**WORK TASK:** Could you write out every entry exactly as it stands?

**RECORDS SUPPLIED:**
■ ■ ■
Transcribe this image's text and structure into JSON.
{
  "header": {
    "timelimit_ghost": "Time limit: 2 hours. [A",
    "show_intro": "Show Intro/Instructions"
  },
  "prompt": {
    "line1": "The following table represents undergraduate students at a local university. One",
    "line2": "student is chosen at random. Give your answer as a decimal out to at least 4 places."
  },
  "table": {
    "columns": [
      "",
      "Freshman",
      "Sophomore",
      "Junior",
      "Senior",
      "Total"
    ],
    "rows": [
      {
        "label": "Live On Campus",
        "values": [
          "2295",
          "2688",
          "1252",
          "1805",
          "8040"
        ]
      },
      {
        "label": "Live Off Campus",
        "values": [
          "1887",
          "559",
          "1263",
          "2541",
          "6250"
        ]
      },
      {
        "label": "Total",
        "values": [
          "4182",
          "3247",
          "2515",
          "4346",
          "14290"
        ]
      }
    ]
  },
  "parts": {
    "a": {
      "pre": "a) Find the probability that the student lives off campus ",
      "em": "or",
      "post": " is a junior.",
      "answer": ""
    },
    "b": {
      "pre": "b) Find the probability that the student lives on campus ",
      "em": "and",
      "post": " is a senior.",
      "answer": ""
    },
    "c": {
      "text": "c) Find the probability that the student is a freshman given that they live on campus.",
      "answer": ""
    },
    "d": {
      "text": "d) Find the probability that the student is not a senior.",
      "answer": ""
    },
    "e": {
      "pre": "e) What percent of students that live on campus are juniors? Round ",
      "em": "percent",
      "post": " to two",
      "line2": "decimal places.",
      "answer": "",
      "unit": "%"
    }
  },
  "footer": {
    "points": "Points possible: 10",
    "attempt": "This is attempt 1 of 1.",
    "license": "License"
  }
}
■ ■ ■
**THE ANSWER:**
Transcribe this image's text and structure into JSON.
{
  "header": {
    "timelimit_ghost": "Time limit: 2 hours. [A",
    "show_intro": "Show Intro/Instructions"
  },
  "prompt": {
    "line1": "The following table represents undergraduate students at a local university. One",
    "line2": "student is chosen at random. Give your answer as a decimal out to at least 4 places."
  },
  "table": {
    "columns": [
      "",
      "Freshman",
      "Sophomore",
      "Junior",
      "Senior",
      "Total"
    ],
    "rows": [
      {
        "label": "Live On Campus",
        "values": [
          "2295",
          "2688",
          "1252",
          "1805",
          "8040"
        ]
      },
      {
        "label": "Live Off Campus",
        "values": [
          "1887",
          "559",
          "1263",
          "2541",
          "6250"
        ]
      },
      {
        "label": "Total",
        "values": [
          "4182",
          "3247",
          "2515",
          "4346",
          "14290"
        ]
      }
    ]
  },
  "parts": {
    "a": {
      "pre": "a) Find the probability that the student lives off campus ",
      "em": "or",
      "post": " is a junior.",
      "answer": ""
    },
    "b": {
      "pre": "b) Find the probability that the student lives on campus ",
      "em": "and",
      "post": " is a senior.",
      "answer": ""
    },
    "c": {
      "text": "c) Find the probability that the student is a freshman given that they live on campus.",
      "answer": ""
    },
    "d": {
      "text": "d) Find the probability that the student is not a senior.",
      "answer": ""
    },
    "e": {
      "pre": "e) What percent of students that live on campus are juniors? Round ",
      "em": "percent",
      "post": " to two",
      "line2": "decimal places.",
      "answer": "",
      "unit": "%"
    }
  },
  "footer": {
    "points": "Points possible: 10",
    "attempt": "This is attempt 1 of 1.",
    "license": "License"
  }
}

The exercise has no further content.